## WHAT TO PRODUCE
Copy out each line of the data that contains "JSON".

## Entries taken from a collection

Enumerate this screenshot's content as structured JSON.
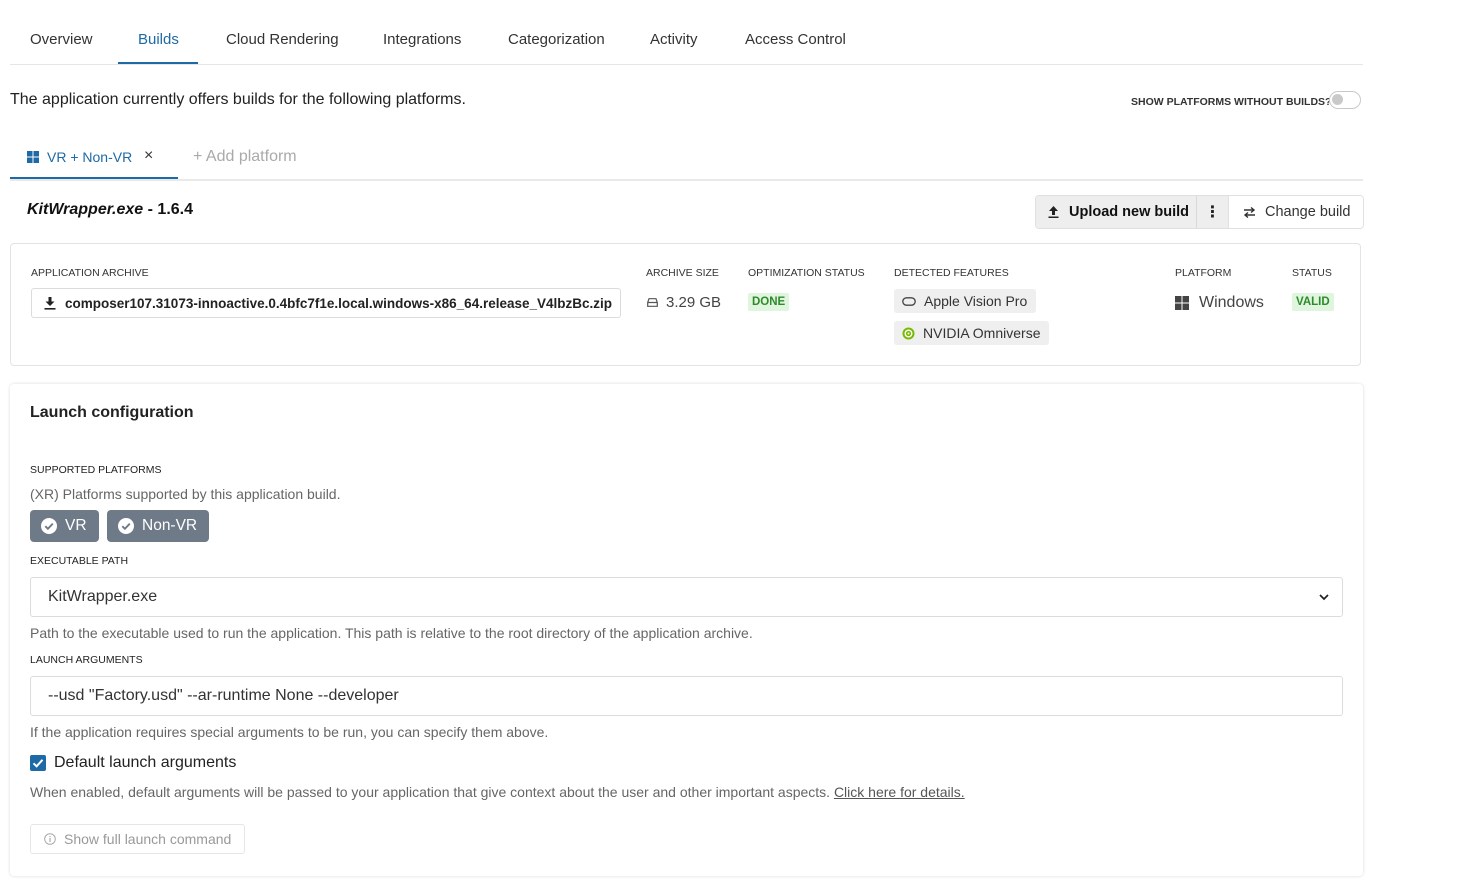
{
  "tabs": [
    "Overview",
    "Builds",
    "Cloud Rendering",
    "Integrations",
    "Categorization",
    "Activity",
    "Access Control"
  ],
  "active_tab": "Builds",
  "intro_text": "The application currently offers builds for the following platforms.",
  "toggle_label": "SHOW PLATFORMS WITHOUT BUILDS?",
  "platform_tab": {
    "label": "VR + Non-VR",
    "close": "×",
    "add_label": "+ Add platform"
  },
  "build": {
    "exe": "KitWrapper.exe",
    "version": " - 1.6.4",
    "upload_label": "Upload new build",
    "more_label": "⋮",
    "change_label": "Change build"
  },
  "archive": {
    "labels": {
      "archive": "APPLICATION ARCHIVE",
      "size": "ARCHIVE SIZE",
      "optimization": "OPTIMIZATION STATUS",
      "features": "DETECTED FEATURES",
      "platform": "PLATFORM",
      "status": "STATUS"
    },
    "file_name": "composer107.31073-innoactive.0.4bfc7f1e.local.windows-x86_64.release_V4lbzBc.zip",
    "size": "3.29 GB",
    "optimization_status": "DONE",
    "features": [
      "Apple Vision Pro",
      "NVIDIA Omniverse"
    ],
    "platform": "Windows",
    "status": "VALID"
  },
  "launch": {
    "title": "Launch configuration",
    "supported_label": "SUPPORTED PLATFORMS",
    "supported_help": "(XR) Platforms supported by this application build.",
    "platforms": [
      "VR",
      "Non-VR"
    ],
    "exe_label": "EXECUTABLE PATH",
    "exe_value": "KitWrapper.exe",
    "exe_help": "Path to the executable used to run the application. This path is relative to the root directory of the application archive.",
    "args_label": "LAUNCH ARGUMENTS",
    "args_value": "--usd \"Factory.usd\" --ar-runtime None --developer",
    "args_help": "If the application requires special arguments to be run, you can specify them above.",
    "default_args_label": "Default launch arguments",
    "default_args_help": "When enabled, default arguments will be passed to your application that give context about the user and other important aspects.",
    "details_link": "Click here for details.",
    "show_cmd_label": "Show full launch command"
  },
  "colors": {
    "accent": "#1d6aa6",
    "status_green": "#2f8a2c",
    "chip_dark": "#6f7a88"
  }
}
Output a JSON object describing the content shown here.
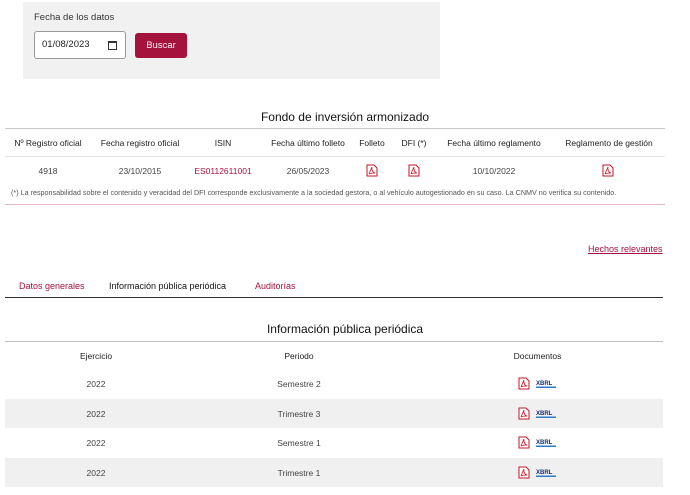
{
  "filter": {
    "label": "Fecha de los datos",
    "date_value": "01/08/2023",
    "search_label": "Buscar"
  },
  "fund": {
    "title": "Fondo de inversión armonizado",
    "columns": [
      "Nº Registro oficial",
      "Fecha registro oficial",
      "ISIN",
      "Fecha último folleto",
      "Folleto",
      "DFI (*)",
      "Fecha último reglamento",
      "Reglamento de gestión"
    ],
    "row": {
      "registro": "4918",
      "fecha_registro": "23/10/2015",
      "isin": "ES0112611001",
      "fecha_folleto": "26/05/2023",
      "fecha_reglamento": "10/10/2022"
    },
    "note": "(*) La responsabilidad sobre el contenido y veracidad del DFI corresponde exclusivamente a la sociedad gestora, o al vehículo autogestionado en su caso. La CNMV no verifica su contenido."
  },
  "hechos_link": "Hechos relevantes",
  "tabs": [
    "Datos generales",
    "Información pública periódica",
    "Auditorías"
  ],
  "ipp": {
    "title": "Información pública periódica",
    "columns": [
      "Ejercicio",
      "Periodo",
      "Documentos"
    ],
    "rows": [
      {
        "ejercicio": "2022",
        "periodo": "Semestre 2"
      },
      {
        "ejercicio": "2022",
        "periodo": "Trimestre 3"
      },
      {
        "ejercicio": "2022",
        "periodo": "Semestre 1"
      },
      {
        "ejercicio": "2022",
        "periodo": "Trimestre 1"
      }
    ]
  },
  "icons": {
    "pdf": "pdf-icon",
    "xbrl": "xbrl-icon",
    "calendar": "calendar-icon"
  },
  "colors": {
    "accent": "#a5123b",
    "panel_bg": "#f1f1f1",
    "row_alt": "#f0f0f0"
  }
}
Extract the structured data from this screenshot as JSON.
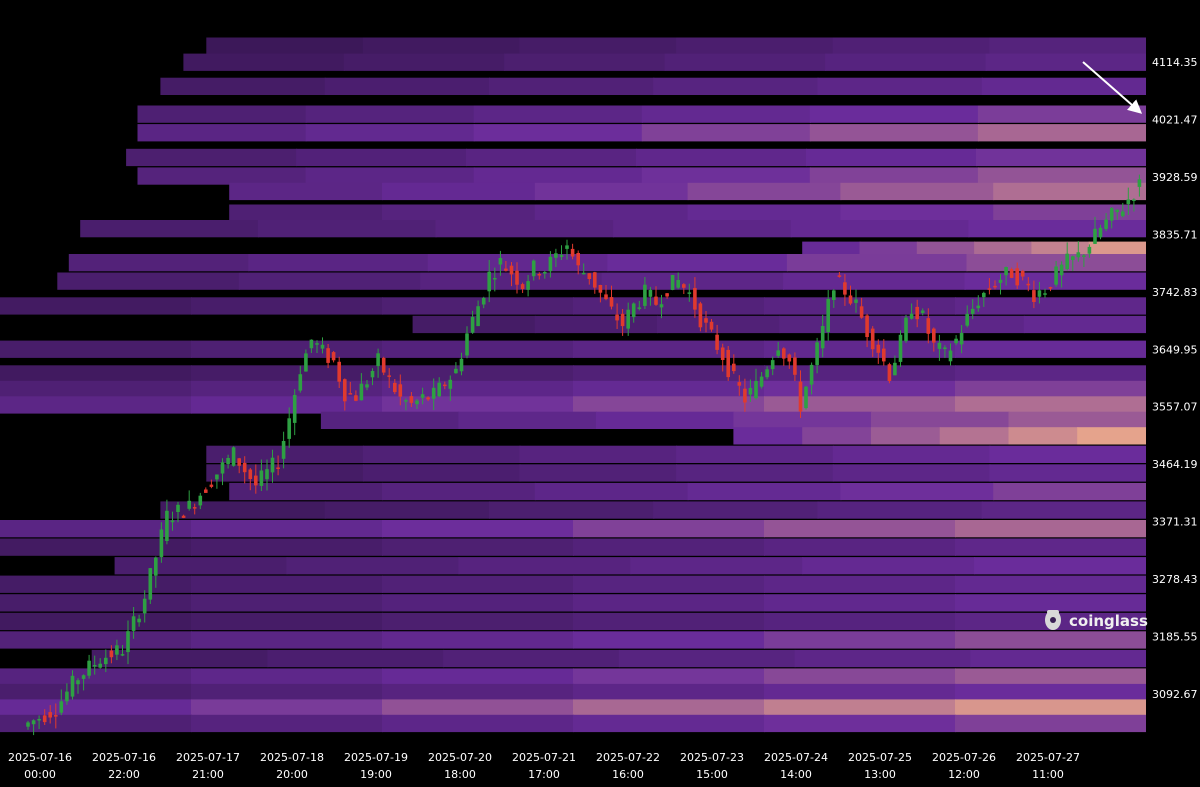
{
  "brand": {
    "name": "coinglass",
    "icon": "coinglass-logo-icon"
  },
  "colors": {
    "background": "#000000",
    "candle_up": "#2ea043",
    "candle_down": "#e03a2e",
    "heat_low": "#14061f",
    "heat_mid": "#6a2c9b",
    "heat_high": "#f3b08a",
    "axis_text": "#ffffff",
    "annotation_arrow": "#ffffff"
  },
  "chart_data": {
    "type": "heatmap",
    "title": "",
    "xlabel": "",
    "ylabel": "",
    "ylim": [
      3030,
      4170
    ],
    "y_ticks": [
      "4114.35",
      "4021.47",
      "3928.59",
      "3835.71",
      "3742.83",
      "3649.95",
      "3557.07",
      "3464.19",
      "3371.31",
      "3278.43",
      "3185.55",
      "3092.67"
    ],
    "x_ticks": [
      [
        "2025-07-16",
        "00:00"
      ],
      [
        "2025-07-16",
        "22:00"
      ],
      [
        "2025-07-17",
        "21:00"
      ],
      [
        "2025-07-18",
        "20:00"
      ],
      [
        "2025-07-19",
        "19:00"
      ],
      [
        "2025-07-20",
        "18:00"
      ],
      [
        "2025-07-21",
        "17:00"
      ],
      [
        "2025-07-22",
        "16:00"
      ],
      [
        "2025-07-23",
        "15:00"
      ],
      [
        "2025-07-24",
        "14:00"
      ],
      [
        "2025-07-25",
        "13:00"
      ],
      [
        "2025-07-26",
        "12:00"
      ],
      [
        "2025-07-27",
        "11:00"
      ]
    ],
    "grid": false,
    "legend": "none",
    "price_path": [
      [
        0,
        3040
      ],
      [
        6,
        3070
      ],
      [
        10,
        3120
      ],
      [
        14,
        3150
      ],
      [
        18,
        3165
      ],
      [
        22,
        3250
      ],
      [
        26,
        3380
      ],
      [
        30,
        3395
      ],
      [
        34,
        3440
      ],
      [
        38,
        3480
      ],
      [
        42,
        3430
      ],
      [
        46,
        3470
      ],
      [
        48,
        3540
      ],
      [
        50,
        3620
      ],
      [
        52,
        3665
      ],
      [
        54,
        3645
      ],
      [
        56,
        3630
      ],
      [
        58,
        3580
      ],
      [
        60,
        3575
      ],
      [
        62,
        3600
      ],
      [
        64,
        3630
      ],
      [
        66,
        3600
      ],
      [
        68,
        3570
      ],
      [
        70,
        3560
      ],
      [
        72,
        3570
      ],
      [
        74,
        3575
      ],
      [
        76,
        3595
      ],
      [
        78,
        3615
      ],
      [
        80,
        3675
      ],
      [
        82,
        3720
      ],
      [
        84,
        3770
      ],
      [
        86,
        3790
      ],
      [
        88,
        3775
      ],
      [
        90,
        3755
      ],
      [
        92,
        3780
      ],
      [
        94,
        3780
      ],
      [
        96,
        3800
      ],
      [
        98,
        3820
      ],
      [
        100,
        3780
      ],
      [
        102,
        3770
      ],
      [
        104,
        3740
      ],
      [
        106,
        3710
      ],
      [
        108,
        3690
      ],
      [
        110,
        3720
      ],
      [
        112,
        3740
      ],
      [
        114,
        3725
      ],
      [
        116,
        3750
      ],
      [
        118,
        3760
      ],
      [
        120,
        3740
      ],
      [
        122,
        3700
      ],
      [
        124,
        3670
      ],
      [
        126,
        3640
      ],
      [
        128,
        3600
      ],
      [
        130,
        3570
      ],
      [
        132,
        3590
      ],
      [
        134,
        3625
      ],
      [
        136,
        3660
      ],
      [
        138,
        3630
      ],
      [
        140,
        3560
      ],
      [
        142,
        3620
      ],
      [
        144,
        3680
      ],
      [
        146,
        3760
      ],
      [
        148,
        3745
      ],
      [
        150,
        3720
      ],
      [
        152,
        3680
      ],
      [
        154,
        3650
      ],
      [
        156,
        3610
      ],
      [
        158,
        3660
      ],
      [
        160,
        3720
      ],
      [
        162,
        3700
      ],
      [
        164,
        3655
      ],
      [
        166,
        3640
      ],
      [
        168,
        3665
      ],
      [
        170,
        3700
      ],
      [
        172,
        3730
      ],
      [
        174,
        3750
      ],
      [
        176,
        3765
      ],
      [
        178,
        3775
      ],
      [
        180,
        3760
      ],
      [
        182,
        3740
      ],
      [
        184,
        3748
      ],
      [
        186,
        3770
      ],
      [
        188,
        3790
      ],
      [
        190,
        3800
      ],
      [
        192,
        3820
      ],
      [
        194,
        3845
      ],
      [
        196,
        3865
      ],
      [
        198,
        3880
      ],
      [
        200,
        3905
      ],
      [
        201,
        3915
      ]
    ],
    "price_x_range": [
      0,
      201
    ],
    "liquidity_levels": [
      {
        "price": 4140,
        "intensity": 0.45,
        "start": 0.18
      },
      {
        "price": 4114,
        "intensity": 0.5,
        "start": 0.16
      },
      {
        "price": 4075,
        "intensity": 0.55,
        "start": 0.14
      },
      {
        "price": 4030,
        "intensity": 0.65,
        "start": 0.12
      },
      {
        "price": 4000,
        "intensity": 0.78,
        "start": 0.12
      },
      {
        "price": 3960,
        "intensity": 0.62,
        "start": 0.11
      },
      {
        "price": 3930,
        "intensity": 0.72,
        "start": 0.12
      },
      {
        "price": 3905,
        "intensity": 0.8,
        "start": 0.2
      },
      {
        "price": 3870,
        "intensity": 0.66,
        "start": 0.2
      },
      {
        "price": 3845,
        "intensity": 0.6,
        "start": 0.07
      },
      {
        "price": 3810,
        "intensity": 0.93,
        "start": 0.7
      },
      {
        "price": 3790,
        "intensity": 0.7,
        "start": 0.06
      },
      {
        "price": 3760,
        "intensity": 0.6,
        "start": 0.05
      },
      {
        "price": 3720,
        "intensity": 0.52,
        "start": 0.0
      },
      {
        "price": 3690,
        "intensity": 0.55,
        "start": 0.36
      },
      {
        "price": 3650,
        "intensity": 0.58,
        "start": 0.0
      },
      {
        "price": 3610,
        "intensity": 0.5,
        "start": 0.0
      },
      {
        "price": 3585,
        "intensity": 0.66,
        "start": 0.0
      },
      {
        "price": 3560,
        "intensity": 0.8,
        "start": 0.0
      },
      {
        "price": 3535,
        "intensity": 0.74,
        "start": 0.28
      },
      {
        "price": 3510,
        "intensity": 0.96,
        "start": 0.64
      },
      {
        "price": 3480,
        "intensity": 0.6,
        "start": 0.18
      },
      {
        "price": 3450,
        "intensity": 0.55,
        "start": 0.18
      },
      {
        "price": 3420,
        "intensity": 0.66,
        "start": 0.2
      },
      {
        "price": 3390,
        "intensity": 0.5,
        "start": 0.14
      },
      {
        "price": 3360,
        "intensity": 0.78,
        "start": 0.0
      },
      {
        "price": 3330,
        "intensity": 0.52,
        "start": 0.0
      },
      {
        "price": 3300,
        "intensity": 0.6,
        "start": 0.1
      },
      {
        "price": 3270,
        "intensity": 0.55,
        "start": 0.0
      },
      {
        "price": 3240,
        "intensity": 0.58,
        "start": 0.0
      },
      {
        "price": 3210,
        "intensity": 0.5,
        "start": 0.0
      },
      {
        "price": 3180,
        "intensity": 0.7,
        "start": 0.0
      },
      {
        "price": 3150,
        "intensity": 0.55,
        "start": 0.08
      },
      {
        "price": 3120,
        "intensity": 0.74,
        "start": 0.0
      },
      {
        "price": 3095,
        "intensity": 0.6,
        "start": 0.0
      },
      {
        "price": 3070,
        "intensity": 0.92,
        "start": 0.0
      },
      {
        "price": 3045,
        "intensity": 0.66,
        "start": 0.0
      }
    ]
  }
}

## TASK ANSWER
Enumerate this screenshot's content as structured JSON.
Output a JSON object describing the content shown here.
Extract the structured data from this screenshot as JSON.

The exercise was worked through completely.